Army 'snowflake' ads accused of targeting millennials with the January blues

Keiligh Baker's picture
by Keiligh Baker

British Army adverts aimed at "me me me millennials" which prompted the highest recruitment rates in seven years have been accused of cynically targeting young people with the January blues.

Launched right at the beginning of the year, the army's advertising campaign was titled 'Your army needs you', and saw younger servicemen and women posing with slogans riffing on generally negative stereotypes aimed at the younger generation.

"Phone zombies" had focus, "millennials" had self-belief, "binge gamers" had drive, and "snowflakes" had compassion, all traits which the Army said they wanted in recruits.

Following the campaign release Q1 2019 is on track to see the highest rates of applications since the British Army outsourced their recruitment activity to Capita seven years ago.

Compared with the same period in 2018, figures show there will be at least 1,000 more sign-ups.

In January, website visits were up 78%, with 1.5 million people visiting the British Army website.
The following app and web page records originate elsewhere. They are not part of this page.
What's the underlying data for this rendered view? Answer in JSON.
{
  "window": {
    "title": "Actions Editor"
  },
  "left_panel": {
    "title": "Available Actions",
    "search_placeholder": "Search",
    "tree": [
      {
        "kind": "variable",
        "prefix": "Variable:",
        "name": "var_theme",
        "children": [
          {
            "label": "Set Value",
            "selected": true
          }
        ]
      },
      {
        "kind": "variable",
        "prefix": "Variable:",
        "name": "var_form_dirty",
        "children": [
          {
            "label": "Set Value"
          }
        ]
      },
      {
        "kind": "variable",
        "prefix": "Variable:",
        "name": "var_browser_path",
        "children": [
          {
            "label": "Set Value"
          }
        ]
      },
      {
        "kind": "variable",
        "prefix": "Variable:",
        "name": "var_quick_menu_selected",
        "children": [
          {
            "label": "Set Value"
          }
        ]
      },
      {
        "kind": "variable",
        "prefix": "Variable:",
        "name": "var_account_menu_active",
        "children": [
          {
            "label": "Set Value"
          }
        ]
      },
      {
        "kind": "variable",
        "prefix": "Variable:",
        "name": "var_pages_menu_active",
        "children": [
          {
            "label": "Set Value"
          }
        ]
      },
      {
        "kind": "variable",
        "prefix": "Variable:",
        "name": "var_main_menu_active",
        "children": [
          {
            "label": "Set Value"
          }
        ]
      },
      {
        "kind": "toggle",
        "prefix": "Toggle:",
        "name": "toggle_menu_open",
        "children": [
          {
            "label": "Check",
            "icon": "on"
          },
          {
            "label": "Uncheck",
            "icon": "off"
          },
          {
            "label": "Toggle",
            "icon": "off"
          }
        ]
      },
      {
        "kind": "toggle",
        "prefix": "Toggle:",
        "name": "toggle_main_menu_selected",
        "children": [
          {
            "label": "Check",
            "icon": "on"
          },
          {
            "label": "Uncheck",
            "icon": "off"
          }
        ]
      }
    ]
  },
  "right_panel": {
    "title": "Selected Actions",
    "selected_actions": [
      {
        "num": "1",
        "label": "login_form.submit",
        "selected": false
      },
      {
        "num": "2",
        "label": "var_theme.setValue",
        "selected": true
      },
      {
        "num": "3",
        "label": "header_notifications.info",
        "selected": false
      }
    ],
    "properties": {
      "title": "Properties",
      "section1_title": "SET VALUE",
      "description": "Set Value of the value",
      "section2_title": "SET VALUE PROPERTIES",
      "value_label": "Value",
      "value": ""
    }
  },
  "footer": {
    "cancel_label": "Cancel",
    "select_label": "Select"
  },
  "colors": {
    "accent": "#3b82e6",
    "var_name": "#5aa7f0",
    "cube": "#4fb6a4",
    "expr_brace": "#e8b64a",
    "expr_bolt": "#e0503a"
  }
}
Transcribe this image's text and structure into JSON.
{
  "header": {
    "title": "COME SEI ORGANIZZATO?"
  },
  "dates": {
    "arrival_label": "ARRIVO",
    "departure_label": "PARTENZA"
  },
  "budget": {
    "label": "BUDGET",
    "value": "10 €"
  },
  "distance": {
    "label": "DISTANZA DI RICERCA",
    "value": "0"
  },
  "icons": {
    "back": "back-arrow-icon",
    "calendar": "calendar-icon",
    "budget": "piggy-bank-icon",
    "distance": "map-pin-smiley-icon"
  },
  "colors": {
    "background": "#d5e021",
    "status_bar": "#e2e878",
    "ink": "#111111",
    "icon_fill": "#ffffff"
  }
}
In fact, the day the 'Your army needs you' posters were launched, the website received the highest number of registrations in 12 months.

But now, a briefing document seen by the Guardian shows that strategists behind the “Your army needs you” campaign factored in that it would be seen by young people at a time when they were experiencing the “January blues”.

Charlotte Cooper, UK research and campaign officer at Child Soldiers International, said: “This advertising campaign’s targeting of young audiences feeling the ‘January blues’ is another example of how the army tries to exploit young people’s emotional vulnerability to drive recruitment, instead of encouraging a fully informed, mature and rational decision over a potentially life-changing commitment.

“The snowflake campaign tried to present a new side to the army, but this advertising brief shows the same old story: young people with the fewest options being mis-sold a one-sided view of military life as the magic ticket to a better life.”